McDavid, who was endorsed by the Columbia Professional Firefighters during his campaign earlier this year, said firefighters and police have been a priority for him from the beginning. He said he’s seen other cities cut public safety amid financial woes and wants Columbia to avoid being one of them.
“Cities that manage their resources poorly end up cutting their police and firefighters,” he said. “We have to manage ours wisely.”
To find money for these positions, the council combed through the city's budget and proposed trimming around a dozen areas.
Some of the cuts would affect areas that traditionally have not used all their funding. For instance, the council's printing budget and its reserve account would be cut by $14,000 and $75,000, respectively, because they previously held excess cash. The city’s $100,000 contingency account would also be eliminated; it hasn't been touched in three years.
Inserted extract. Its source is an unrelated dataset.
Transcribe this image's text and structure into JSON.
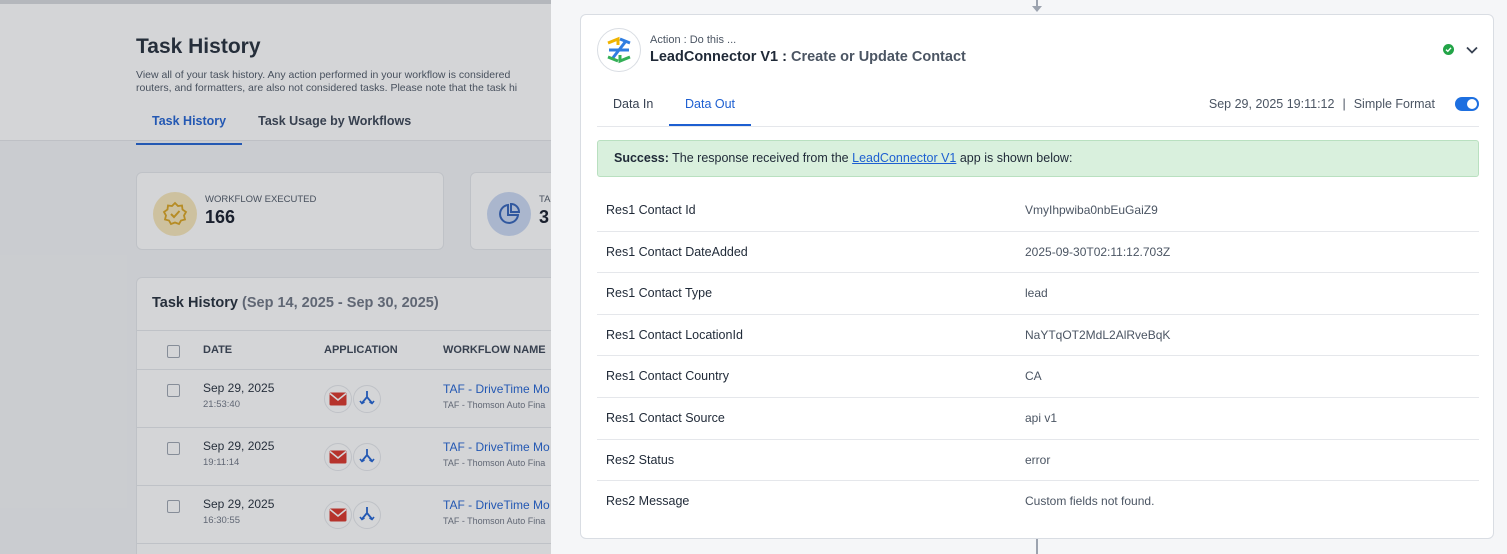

“Quite honestly, a lot of those cuts are not hugely painful,” First Ward Councilman Paul Sturtz said.
City employees who receive $250 or more in monthly auto allowances would see those payments cut by 25 percent, a move that Thornhill said mainly would affect employees in the upper salary ranges.
The council also cut $60,000 from an original budget of $100,000 for pursuing the Malcolm Baldrige National Quality Award. Winning the award requires changes that increase effectiveness, sustainability and innovation in government. Thornhill said $40,000 is plenty of money to continue working toward the recognition.
Travel and training costs would be cut by about $130,000 across all departments.
FOOD FOR THOUGHT
The council also is considering whether to take money from its food budget. Council members aren’t paid, but they do get free dinners before meetings. Those meals run the gamut, including fish, tacos or Tuesday's smothered chicken steak. Jimmy John's, Boone Tavern, Bambino's Italian Cafe and Chevy's Fresh Mex are common caterers, Kespohl said.
Some council members, including Kespohl, said they could eat in advance without any problem. But Fifth Ward Councilwoman Laura Nauser worried at a work session last week that permanently cutting the food budget might prevent some people from serving on the council.
Even with all these cuts, the mayor cautioned that 2012 will be a tough year, so belt-tightening is likely to continue. For one thing, there’s still the problem of pensions: Ideally, the city is able to fund its employees’ pensions with the interest made from its investments, but the tumultuous stock market forced the city this year to dig into the general fund for $4.2 million to cover pension payments.
McDavid noted that all the cuts being considered for fiscal 2011 don’t come close to covering the amount by which pensions are underfunded: there are four pension plans, and public safety pensions alone were underfunded by $55 million as of September last year.
“The way we look at city finances,” McDavid said, “is we’re not done trying to be frugal when the budget is passed.”